The DNAinfo archives brought to you by WNYC.
Read the press release here.

Seaport Developer Pledges to Address the 'Height Issue' of Luxury Tower

 The proposed tower stands at 494-feet tall.
The proposed tower stands at 494-feet tall.
View Full Caption
DNAinfo/Irene Plagianos

SOUTH STREET SEAPORT — A controversial plan to build a 494-foot luxury high-rise in the South Street Seaport will be “significantly revised,” its developer said.

In a recent letter to Mayor Bill de Blasio, Howard Hughes Corporation’s CEO David Weinreb said his company is “working on a significantly revised plan to address the height issue...following thoughtful planning and discussions with local officials and members of the community.”

The soaring tower has long been a point of contention for local leaders and residents who say the development is out of place among the historic, low-rise buildings in the Seaport.

The developer has contended that the mostly residential building would provide the necessary revenue for its larger plan of a vibrant Seaport with more than $300 million in community amenities.

But, while championing the benefits of the bigger Seaport overhaul in his letter to the mayor, Weinreb conceded that their proposal “did not completely satisfy” the community's “request for a shorter building.”

Weinreb’s letter did not give details of how the proposal has been tweaked, but said that they “hope to present the proposal to you and the community within the coming weeks.”

Controversy has been swirling for more than a year around the developer’s Seaport overhaul, which still has not begun its lengthy public approval process.

The developer first announced plans for a much maligned 600-foot tower in 2013. That initial proposal led to the formation a the Seaport Working Group, a task force of officials and community leaders who met behind closed doors for months with the developer to discuss revising the plans.

Last November, after the group’s input, the developer shaved the height of the building to 494 feet, but that still was not low enough, officials and community leaders said.

The tower is slated be built on the site of a historic Fulton Fish Market warehouse that has fallen into disrepair, and at the base of the Pier 17 — a pier the developer is currently rebuilding.

Howard Hughes sent the recent letter to the mayor to address what Weinreb called the "’the gross mischaracterization of the Seaport’s redevelopment process" by the New York Landmarks Conservancy and other preservationists and local groups, including Community Board 1 which has been calling on the city and developer for increased transparency in the overhaul.

Peg Breen, the president of the New York Landmarks Conservancy said her organization and others are  simply trying to get a better understanding of how the redevelopment will actually reshape the Seaport and to protect the historic neighborhood.

"We think the public should have a clear understanding of how they are planning to move forward, and we wantto make sure they are respecting the neighborhood," Breen said.

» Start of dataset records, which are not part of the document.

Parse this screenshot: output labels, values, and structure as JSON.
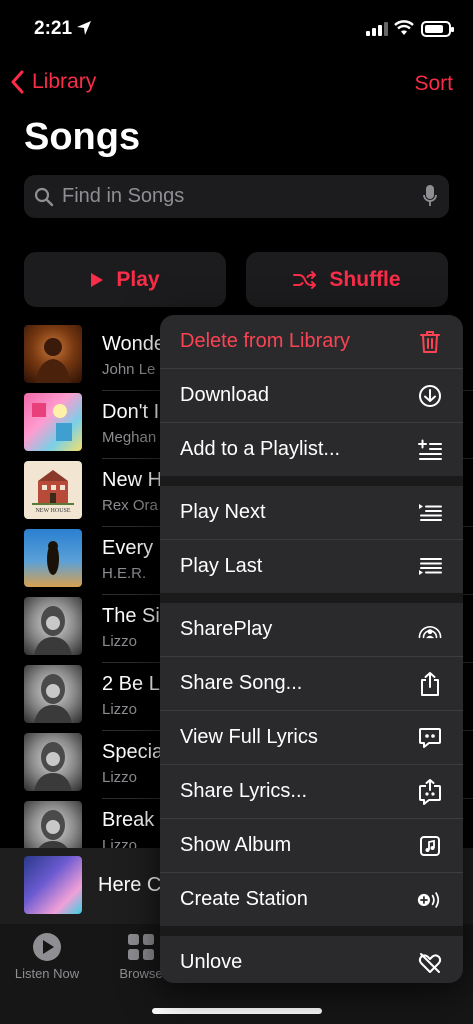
{
  "status_bar": {
    "time": "2:21"
  },
  "nav": {
    "back_label": "Library",
    "sort_label": "Sort"
  },
  "page": {
    "title": "Songs"
  },
  "search": {
    "placeholder": "Find in Songs"
  },
  "actions": {
    "play_label": "Play",
    "shuffle_label": "Shuffle"
  },
  "songs": [
    {
      "title": "Wonde",
      "artist": "John Le"
    },
    {
      "title": "Don't I",
      "artist": "Meghan"
    },
    {
      "title": "New H",
      "artist": "Rex Ora"
    },
    {
      "title": "Every",
      "artist": "H.E.R."
    },
    {
      "title": "The Si",
      "artist": "Lizzo"
    },
    {
      "title": "2 Be L",
      "artist": "Lizzo"
    },
    {
      "title": "Specia",
      "artist": "Lizzo"
    },
    {
      "title": "Break",
      "artist": "Lizzo"
    }
  ],
  "album_art": {
    "new_house_label": "NEW HOUSE"
  },
  "mini_player": {
    "title": "Here C"
  },
  "tabs": {
    "listen_now": "Listen Now",
    "browse": "Browse"
  },
  "context_menu": {
    "delete_from_library": "Delete from Library",
    "download": "Download",
    "add_to_playlist": "Add to a Playlist...",
    "play_next": "Play Next",
    "play_last": "Play Last",
    "shareplay": "SharePlay",
    "share_song": "Share Song...",
    "view_full_lyrics": "View Full Lyrics",
    "share_lyrics": "Share Lyrics...",
    "show_album": "Show Album",
    "create_station": "Create Station",
    "unlove": "Unlove"
  },
  "colors": {
    "accent": "#fa2d48",
    "background": "#000000",
    "menu_bg": "#2a2a2c"
  }
}
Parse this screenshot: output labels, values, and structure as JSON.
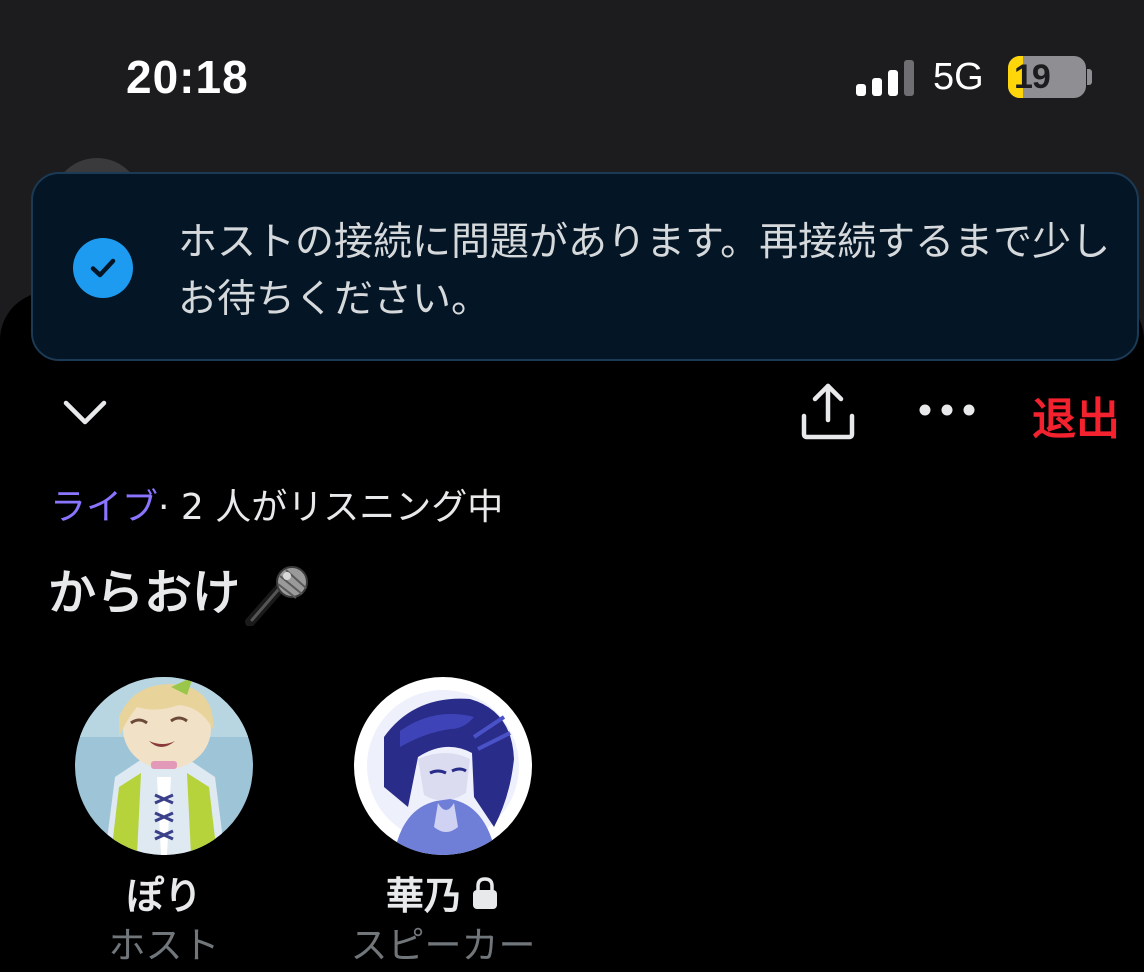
{
  "status_bar": {
    "time": "20:18",
    "network": "5G",
    "battery_level": "19",
    "battery_fraction": 0.19,
    "battery_color": "#ffd60a"
  },
  "toast": {
    "icon": "check-circle-icon",
    "icon_color": "#1d9bf0",
    "message": "ホストの接続に問題があります。再接続するまで少しお待ちください。"
  },
  "toolbar": {
    "collapse_icon": "chevron-down-icon",
    "share_icon": "share-icon",
    "more_icon": "more-icon",
    "leave_label": "退出",
    "leave_color": "#f4212e"
  },
  "space": {
    "live_label": "ライブ",
    "live_color": "#8a75ff",
    "listeners_text": "· 2 人がリスニング中",
    "title": "からおけ",
    "title_emoji_icon": "microphone-icon"
  },
  "participants": [
    {
      "name": "ぽり",
      "role": "ホスト"
    },
    {
      "name": "華乃",
      "role": "スピーカー",
      "locked_icon": "lock-icon"
    }
  ]
}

Community benefits in the planned redevelopment, according to Howard Hughes, include a new middle school and affordable housing.

Also included in the plan are a new, expansive marina to the east of pier 17 and a proposal to move the cash-strapped South Street Seaport Museum to two new locations, one on Pier 16 and the other on Schermerhorn Row.

The developer is also proposing to move the landmarked Tin Building 30 feet, out from under the FDR Drive closer to Pier 17, and lifting it six feet — to come in line with current FEMA flood level parameters. The building would be turned into a food market.

Howard Hughes declined to comment on specifics of its revised plans.

In a joint statement, Manhattan Borough President Gale Brewer and Councilwoman Margaret Chin, who both oppose the skyscraper as currently envisioned, said they welcome a new, revised plan.

"We look forward to seeing how well their revised proposal meets the Seaport Working Group guidelines and preserves and enhances the vibrancy and historical significance that the Seaport deserves," they said in the statement.

"The entire area can fairly be described as where New York City began; it’s up to us to make sure future generations can see how.”